The beaches of Orkney are thick with seaweed. Worthless today, two hundred years ago seaweed meant wealth and well-being to the inhabitants of these windswept islands north of Scotland.

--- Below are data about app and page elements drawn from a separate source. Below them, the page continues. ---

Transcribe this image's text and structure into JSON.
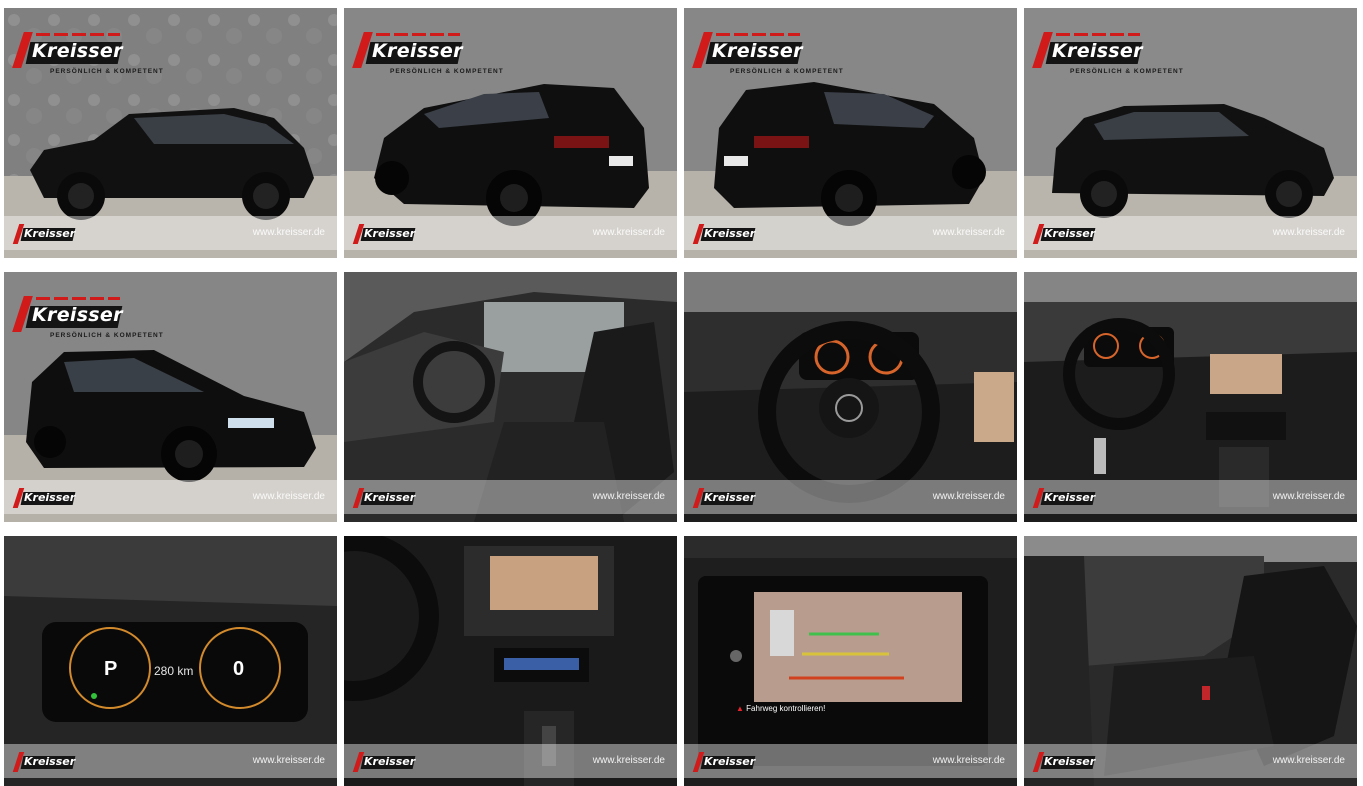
{
  "brand": {
    "name": "Kreisser",
    "tagline": "PERSÖNLICH & KOMPETENT",
    "url": "www.kreisser.de",
    "accent_color": "#d11a1a"
  },
  "gallery": [
    {
      "view": "side-left"
    },
    {
      "view": "rear-left"
    },
    {
      "view": "rear-right"
    },
    {
      "view": "side-right"
    },
    {
      "view": "front-left"
    },
    {
      "view": "interior-driver-door"
    },
    {
      "view": "steering-wheel"
    },
    {
      "view": "dashboard"
    },
    {
      "view": "instrument-cluster",
      "gear": "P",
      "range": "280",
      "range_unit": "km",
      "speed": "0"
    },
    {
      "view": "center-console"
    },
    {
      "view": "infotainment-camera",
      "warning": "Fahrweg kontrollieren!"
    },
    {
      "view": "rear-seats"
    }
  ]
}
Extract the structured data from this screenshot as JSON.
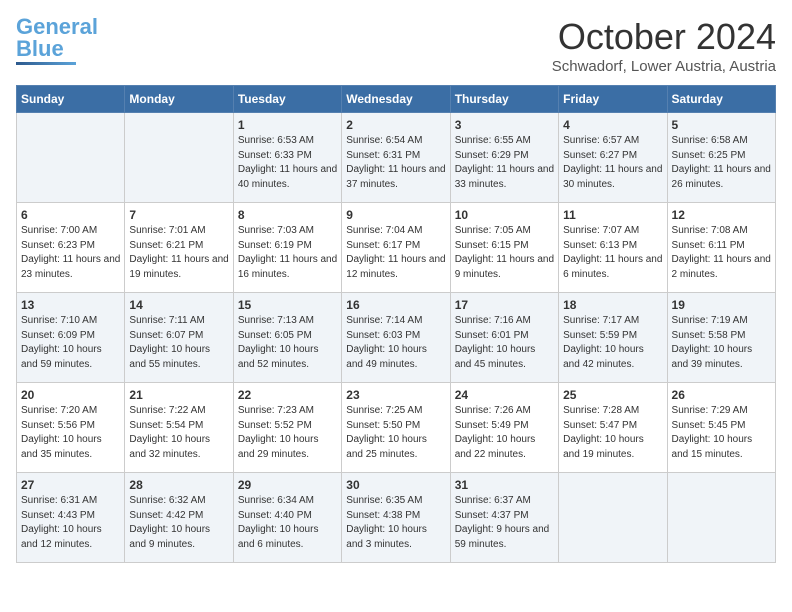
{
  "header": {
    "logo_general": "General",
    "logo_blue": "Blue",
    "month_title": "October 2024",
    "location": "Schwadorf, Lower Austria, Austria"
  },
  "weekdays": [
    "Sunday",
    "Monday",
    "Tuesday",
    "Wednesday",
    "Thursday",
    "Friday",
    "Saturday"
  ],
  "weeks": [
    [
      {
        "day": "",
        "info": ""
      },
      {
        "day": "",
        "info": ""
      },
      {
        "day": "1",
        "info": "Sunrise: 6:53 AM\nSunset: 6:33 PM\nDaylight: 11 hours\nand 40 minutes."
      },
      {
        "day": "2",
        "info": "Sunrise: 6:54 AM\nSunset: 6:31 PM\nDaylight: 11 hours\nand 37 minutes."
      },
      {
        "day": "3",
        "info": "Sunrise: 6:55 AM\nSunset: 6:29 PM\nDaylight: 11 hours\nand 33 minutes."
      },
      {
        "day": "4",
        "info": "Sunrise: 6:57 AM\nSunset: 6:27 PM\nDaylight: 11 hours\nand 30 minutes."
      },
      {
        "day": "5",
        "info": "Sunrise: 6:58 AM\nSunset: 6:25 PM\nDaylight: 11 hours\nand 26 minutes."
      }
    ],
    [
      {
        "day": "6",
        "info": "Sunrise: 7:00 AM\nSunset: 6:23 PM\nDaylight: 11 hours\nand 23 minutes."
      },
      {
        "day": "7",
        "info": "Sunrise: 7:01 AM\nSunset: 6:21 PM\nDaylight: 11 hours\nand 19 minutes."
      },
      {
        "day": "8",
        "info": "Sunrise: 7:03 AM\nSunset: 6:19 PM\nDaylight: 11 hours\nand 16 minutes."
      },
      {
        "day": "9",
        "info": "Sunrise: 7:04 AM\nSunset: 6:17 PM\nDaylight: 11 hours\nand 12 minutes."
      },
      {
        "day": "10",
        "info": "Sunrise: 7:05 AM\nSunset: 6:15 PM\nDaylight: 11 hours\nand 9 minutes."
      },
      {
        "day": "11",
        "info": "Sunrise: 7:07 AM\nSunset: 6:13 PM\nDaylight: 11 hours\nand 6 minutes."
      },
      {
        "day": "12",
        "info": "Sunrise: 7:08 AM\nSunset: 6:11 PM\nDaylight: 11 hours\nand 2 minutes."
      }
    ],
    [
      {
        "day": "13",
        "info": "Sunrise: 7:10 AM\nSunset: 6:09 PM\nDaylight: 10 hours\nand 59 minutes."
      },
      {
        "day": "14",
        "info": "Sunrise: 7:11 AM\nSunset: 6:07 PM\nDaylight: 10 hours\nand 55 minutes."
      },
      {
        "day": "15",
        "info": "Sunrise: 7:13 AM\nSunset: 6:05 PM\nDaylight: 10 hours\nand 52 minutes."
      },
      {
        "day": "16",
        "info": "Sunrise: 7:14 AM\nSunset: 6:03 PM\nDaylight: 10 hours\nand 49 minutes."
      },
      {
        "day": "17",
        "info": "Sunrise: 7:16 AM\nSunset: 6:01 PM\nDaylight: 10 hours\nand 45 minutes."
      },
      {
        "day": "18",
        "info": "Sunrise: 7:17 AM\nSunset: 5:59 PM\nDaylight: 10 hours\nand 42 minutes."
      },
      {
        "day": "19",
        "info": "Sunrise: 7:19 AM\nSunset: 5:58 PM\nDaylight: 10 hours\nand 39 minutes."
      }
    ],
    [
      {
        "day": "20",
        "info": "Sunrise: 7:20 AM\nSunset: 5:56 PM\nDaylight: 10 hours\nand 35 minutes."
      },
      {
        "day": "21",
        "info": "Sunrise: 7:22 AM\nSunset: 5:54 PM\nDaylight: 10 hours\nand 32 minutes."
      },
      {
        "day": "22",
        "info": "Sunrise: 7:23 AM\nSunset: 5:52 PM\nDaylight: 10 hours\nand 29 minutes."
      },
      {
        "day": "23",
        "info": "Sunrise: 7:25 AM\nSunset: 5:50 PM\nDaylight: 10 hours\nand 25 minutes."
      },
      {
        "day": "24",
        "info": "Sunrise: 7:26 AM\nSunset: 5:49 PM\nDaylight: 10 hours\nand 22 minutes."
      },
      {
        "day": "25",
        "info": "Sunrise: 7:28 AM\nSunset: 5:47 PM\nDaylight: 10 hours\nand 19 minutes."
      },
      {
        "day": "26",
        "info": "Sunrise: 7:29 AM\nSunset: 5:45 PM\nDaylight: 10 hours\nand 15 minutes."
      }
    ],
    [
      {
        "day": "27",
        "info": "Sunrise: 6:31 AM\nSunset: 4:43 PM\nDaylight: 10 hours\nand 12 minutes."
      },
      {
        "day": "28",
        "info": "Sunrise: 6:32 AM\nSunset: 4:42 PM\nDaylight: 10 hours\nand 9 minutes."
      },
      {
        "day": "29",
        "info": "Sunrise: 6:34 AM\nSunset: 4:40 PM\nDaylight: 10 hours\nand 6 minutes."
      },
      {
        "day": "30",
        "info": "Sunrise: 6:35 AM\nSunset: 4:38 PM\nDaylight: 10 hours\nand 3 minutes."
      },
      {
        "day": "31",
        "info": "Sunrise: 6:37 AM\nSunset: 4:37 PM\nDaylight: 9 hours\nand 59 minutes."
      },
      {
        "day": "",
        "info": ""
      },
      {
        "day": "",
        "info": ""
      }
    ]
  ]
}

Air-dried, then burned in shallow sand pits until it liquefied and hardened into cakes, seaweed was a source of alkali, a substance critical for making glass and soap. The product was called "kelp," after one abundant seaweed. The Orcadians sold it to the British, whose usual source of alkali had been cut off by the Napoleonic wars.